Ultimately I felt like the winning strategy for me was to just think of the end result. Will I ever think of this item again? Will there come a time when I think “gosh, I know tossing that shirt out made my place tidier but AT WHAT COST? IF ONLY I KNEW THEN WHAT I KNOW NOW ABOUT MY IMMEDIATE REQUIREMENT FOR THAT SHIRT AND NO OTHER SHIRT”? Almost certainly not was the answer in most cases.
The other great thing that I took from this book is how to fold things to be as neat and tidy, and, not gonna lie, aesthetically pleasing as possible. God, it’s so beautiful. She advocates the vertical storage method which is absolutely genius tbh. I had kind of done that with my t-shirts, because our set of drawers is not great and the drawers don’t really come out the whole way… that’s another story. But she said to store EVERYTHING this way, and I really see what she’s saying about this. It works great and looks really attractive and aesthetically pleasing on an organizational level. Let’s take a look at some highlights. I wish I had before pictures! But I don’t. So here we are.
Pants, thermals, jarmie pants & sweats
Hanging stuff – I tossed about half of this!
It was astonishing to me how much room I had left after I folded everything this way. I think that’s also because I got rid of a lot of things that I didn’t see myself wearing, and donated some warm stuff that I found I wasn’t wearing even though the weather was right for it. I took a large box of stuff to the local homeless shelter and threw out some stuff that wasn’t in great condition.
The rest of it didn’t hugely apply to me, honestly. We didn’t have a scrap of kitchenware (apart from a couple of very special pieces we got for our wedding which have not even been unpacked) so we bought or borrowed only EXACTLY what we needed and nothing more. We have two pasta bowls, four plates, four forks, four knives, three white wine glasses, etc etc. So not much work needed to be done there.

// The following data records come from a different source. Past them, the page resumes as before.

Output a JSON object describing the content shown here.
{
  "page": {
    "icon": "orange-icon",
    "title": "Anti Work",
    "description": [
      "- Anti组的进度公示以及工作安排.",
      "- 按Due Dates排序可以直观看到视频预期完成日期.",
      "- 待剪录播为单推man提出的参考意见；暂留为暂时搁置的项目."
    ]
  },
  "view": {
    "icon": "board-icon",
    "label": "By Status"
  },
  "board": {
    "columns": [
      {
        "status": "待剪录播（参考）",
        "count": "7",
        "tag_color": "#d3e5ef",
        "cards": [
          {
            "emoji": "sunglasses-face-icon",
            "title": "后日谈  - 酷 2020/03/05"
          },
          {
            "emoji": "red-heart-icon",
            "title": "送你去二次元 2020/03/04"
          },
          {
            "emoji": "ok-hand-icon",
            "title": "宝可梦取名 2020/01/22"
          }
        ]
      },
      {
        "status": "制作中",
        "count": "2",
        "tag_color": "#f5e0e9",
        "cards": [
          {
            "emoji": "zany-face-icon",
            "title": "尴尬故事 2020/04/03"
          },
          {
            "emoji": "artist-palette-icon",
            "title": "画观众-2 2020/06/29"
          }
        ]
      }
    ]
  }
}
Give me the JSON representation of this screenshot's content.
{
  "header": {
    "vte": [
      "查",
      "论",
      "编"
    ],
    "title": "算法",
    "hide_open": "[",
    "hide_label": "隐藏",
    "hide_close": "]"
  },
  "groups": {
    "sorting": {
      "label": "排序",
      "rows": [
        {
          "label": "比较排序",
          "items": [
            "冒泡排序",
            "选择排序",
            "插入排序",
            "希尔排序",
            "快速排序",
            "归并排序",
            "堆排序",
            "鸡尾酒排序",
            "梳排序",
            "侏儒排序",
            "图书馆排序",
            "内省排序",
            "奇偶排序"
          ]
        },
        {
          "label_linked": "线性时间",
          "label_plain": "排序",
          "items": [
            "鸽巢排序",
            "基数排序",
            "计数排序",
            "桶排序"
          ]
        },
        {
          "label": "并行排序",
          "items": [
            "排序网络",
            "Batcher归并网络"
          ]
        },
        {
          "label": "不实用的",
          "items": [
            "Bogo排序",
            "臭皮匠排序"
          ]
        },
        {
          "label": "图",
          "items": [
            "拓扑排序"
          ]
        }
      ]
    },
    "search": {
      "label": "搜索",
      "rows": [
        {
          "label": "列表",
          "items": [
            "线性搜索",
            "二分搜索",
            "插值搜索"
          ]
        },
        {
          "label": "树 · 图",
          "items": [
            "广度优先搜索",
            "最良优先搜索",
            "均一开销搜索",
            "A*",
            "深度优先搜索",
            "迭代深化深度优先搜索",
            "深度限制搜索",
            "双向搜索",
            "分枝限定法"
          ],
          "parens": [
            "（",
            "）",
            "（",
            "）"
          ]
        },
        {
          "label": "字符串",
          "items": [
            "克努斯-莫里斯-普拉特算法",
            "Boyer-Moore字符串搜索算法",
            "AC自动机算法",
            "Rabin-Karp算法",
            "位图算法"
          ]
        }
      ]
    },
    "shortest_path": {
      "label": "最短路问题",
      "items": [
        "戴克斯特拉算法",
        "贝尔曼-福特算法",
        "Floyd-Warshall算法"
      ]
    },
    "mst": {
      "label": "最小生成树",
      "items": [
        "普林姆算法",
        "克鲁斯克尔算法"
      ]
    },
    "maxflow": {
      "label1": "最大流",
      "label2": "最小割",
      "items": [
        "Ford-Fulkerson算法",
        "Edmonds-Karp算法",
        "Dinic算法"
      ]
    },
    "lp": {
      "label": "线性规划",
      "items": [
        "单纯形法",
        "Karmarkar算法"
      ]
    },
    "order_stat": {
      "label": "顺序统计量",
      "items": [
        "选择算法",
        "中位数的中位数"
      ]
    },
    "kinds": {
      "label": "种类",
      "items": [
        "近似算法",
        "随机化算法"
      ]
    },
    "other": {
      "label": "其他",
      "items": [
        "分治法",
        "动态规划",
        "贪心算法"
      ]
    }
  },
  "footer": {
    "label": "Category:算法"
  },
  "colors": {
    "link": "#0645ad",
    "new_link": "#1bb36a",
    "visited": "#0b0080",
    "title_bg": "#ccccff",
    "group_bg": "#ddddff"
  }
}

The other quite challenging part was my makeup. Now, you wouldn’t think having moved here in April would mean I had accumulated a tonne more makeup but you would be so wrong. Where have you been?! Anyway, there was a fair bit. There were a lot of items I’d purchased from the drugstore to “do dupe reviews” but that kinda never happened and I didn’t love them so they all went into the giveaway box. Same with things that were expired, and there was a decent amount of that too (sob, bye Chanel foundation). I had a kitchen-sized trash can full of stuff to throw out, and an overflowing shoebox to give away.
If I’m really real, I probably still have too much. But I’m only human.
I feel like this post ended up quite a bit longer than I planned (of course), so I will end it here. I also picked up Kondo’s new book, the “sequel” if you will, Spark Joy – An Illustrated Master Class on the Art of Organizing and Tidying Up. I haven’t read a lot of it yet, but it appears to be a little bit of repetition of the first book, honestly. It DOES however have some illustrations for some of the more complex folding techniques she recommends which I have found VERY helpful!
So all in all, this was an extremely positive experience and I feel that I will really continue to utilize these techniques and hone them as I build a home for my family.
Would anyone be interested in a blog post that goes into any more detail than this one, on any particular subject? Let me know in the comments.
Thanks for reading!